I strongly prefer to invest in companies that pay dividends -- I could care less about "green" -- I am looking for companies where the CEO stands up in front of the shareholders and slams his fist down on the podium and forcely announces that dividends will be going up or he will kill himself onstage at the next shareholder meeting -- the kinds of companies that Scott is describing here do not meet that criteria -- management needs to keep front of mind that their job is to work themselves to death to make money for shareholders...

Anonymous said...

I recommend Instapundit to my liberal friends so they can see what the right of center is thinking. Mostly my liberal friends read Drudge for that purpose and I tell them they are behind the times.

Scott Grannis said...

randy: The government should absolutely level the playing field by removing obstacles to nuclear power, etc. But it should not play favorites. The market is best at figuring out the most cost-effective and efficient solutions. And, there is almost nothing that is out of reach of the market. There is a virtually infinite supply of capital in the world to undertake profitable ventures, especially if they involve cheaper energy.

Benjamin Cole said...

Just remember, that the biggest, most socialized and permanent green energy is ethanol.

10 percent of your gas tank is ethanol, buy federal mandate, and corn farmers are still subsidized.

More than 800,000 barrels--barrels!--of ethanol are mandated for use in the USA every day, by federal diktat.

It is amazing to me that the right-wing rants about Obama's really stupid green programs (mostly one-shot wastes of money) then grows mute about the vastly larger ethanol program. Weill, it would amaze me except ethanol is a GOP favorite.

I won't even get started about the $1 trillion a year we spend on defense, VA and homeland security. Yes, a trillion dollars a year is the combined budgets of the VA, HS, and Defense.

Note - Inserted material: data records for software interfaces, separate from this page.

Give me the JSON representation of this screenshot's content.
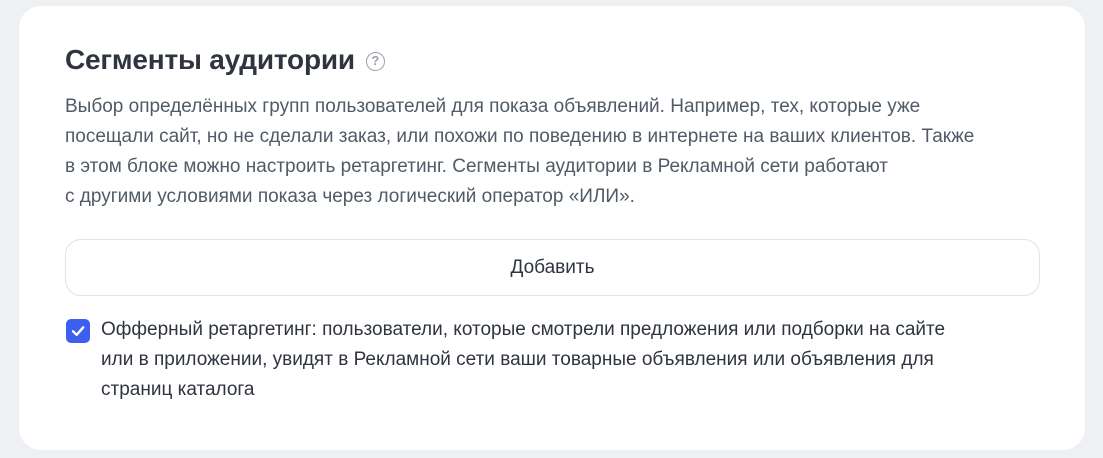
{
  "section": {
    "title": "Сегменты аудитории",
    "help_icon": "question-circle-icon",
    "description_lines": [
      "Выбор определённых групп пользователей для показа объявлений. Например, тех, которые уже",
      "посещали сайт, но не сделали заказ, или похожи по поведению в интернете на ваших клиентов. Также",
      "в этом блоке можно настроить ретаргетинг. Сегменты аудитории в Рекламной сети работают",
      "с другими условиями показа через логический оператор «ИЛИ»."
    ],
    "add_button_label": "Добавить",
    "offer_retargeting": {
      "checked": true,
      "label_lines": [
        "Офферный ретаргетинг: пользователи, которые смотрели предложения или подборки на сайте",
        "или в приложении, увидят в Рекламной сети ваши товарные объявления или объявления для",
        "страниц каталога"
      ]
    }
  },
  "colors": {
    "accent": "#3d5ff0",
    "background": "#eef0f3",
    "card": "#ffffff"
  }
}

When we face no military foes of any scope whatever.

This $1 trillion a year its spent due to a few punk terrorists who have managed in fact to terrorize Americans out of common sense, especially the GOP (although defense, VA, Homeland Security has largely become pork).

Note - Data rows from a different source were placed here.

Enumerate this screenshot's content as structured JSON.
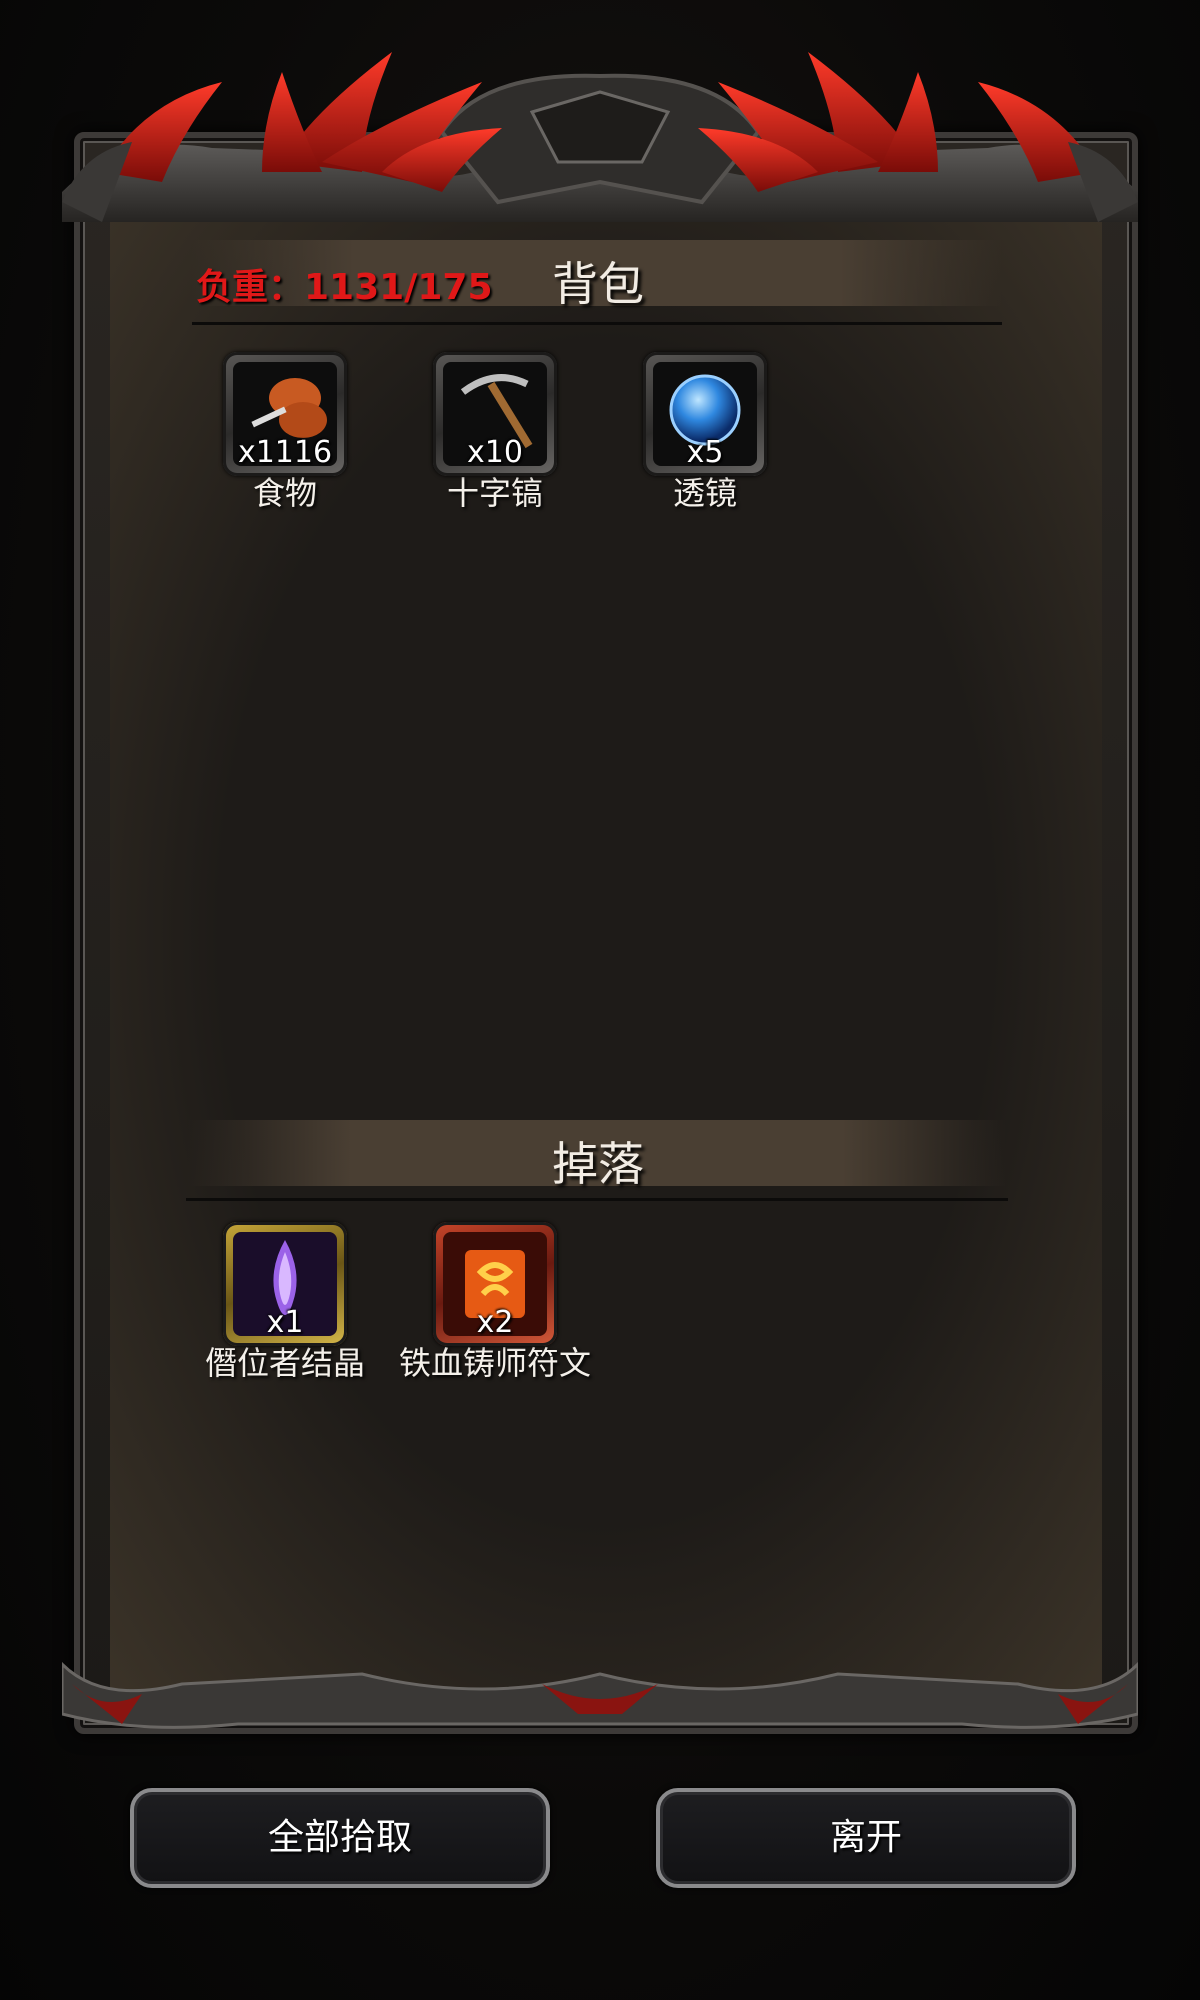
{
  "weight_label": "负重：1131/175",
  "backpack": {
    "title": "背包",
    "items": [
      {
        "icon": "food-icon",
        "quantity": "x1116",
        "name": "食物"
      },
      {
        "icon": "pickaxe-icon",
        "quantity": "x10",
        "name": "十字镐"
      },
      {
        "icon": "lens-icon",
        "quantity": "x5",
        "name": "透镜"
      }
    ]
  },
  "drops": {
    "title": "掉落",
    "items": [
      {
        "icon": "crystal-icon",
        "quantity": "x1",
        "name": "僭位者结晶"
      },
      {
        "icon": "rune-icon",
        "quantity": "x2",
        "name": "铁血铸师符文"
      }
    ]
  },
  "buttons": {
    "loot_all": "全部拾取",
    "leave": "离开"
  },
  "colors": {
    "weight_text": "#e01818",
    "ornament_red": "#c8221a",
    "frame_metal": "#5a5754"
  }
}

But let's talk about Obama's one-shot green programs.

BTW, I will probably vote for Romney, but look out for skyrocketing agency spending after he wins...

randy said...

A related story. Not all the money was lost. Al Gore get's rich from green tech. Mostly from getting paid exceedingly well to bet OTHER peoples money, both hedge fund investors and taxpayers, on green tech.

"Just before leaving public office in 2001, Gore reported assets of less than $2 million; today, his wealth is estimated at $100 million.


Gore’s investments coincided with the government’s largest investment in clean tech. A full 10 percent, estimated at $80 billion to $90 billion, of the 2009 stimulus package was devoted to clean energy.

Like thousands of other companies, those Gore invested in entered the competition for a piece of the pie. (An administration official said more than 80 percent of applicants the first year were turned away.) Several companies in Gore’s portfolio emerged as winners. Of the 11 companies he mentioned in his 2008 slide show, nine received or directly benefited from stimulus or clean energy funding."

Public Library said...

How many billions went to private companies in support of the Iraq and Afghanistan wars? How many sub-industries has this crony capitalism created over the past 30 years? Which side is generally the biggest proponent of this largesse?

Whining about puny green subsidies is like trying to catch a minnow in the ocean. I understand it makes for great election theater. But get real. The Feds subsidies of banks and financial repression techniques are costing us hundreds of billions every year. This is a total redirection of capital in favor of one particular industry. Yet not a peep from the pundits. Your argument lacks credibility in the face of real + larger problems.

We have bigger fish to catch in today’s multi-plex world. If only we could get past the red or blue tint on our sunglasses.

djakel said...

Our political system has been completely corrupted by big spending members of both parties. Only their spending priorities differ. There are only two alternative courses that I can imagine. Either we elevate strong fiscal conservatives to the leadership in the House, Senate and White House all at once and drastically reduce spending to 20% of GDP almost immediately, then to 16% or less over 10 years or we continue on the present path until we suffer a catastrophic collapse.

If you choose not to decide, you still have made a choice.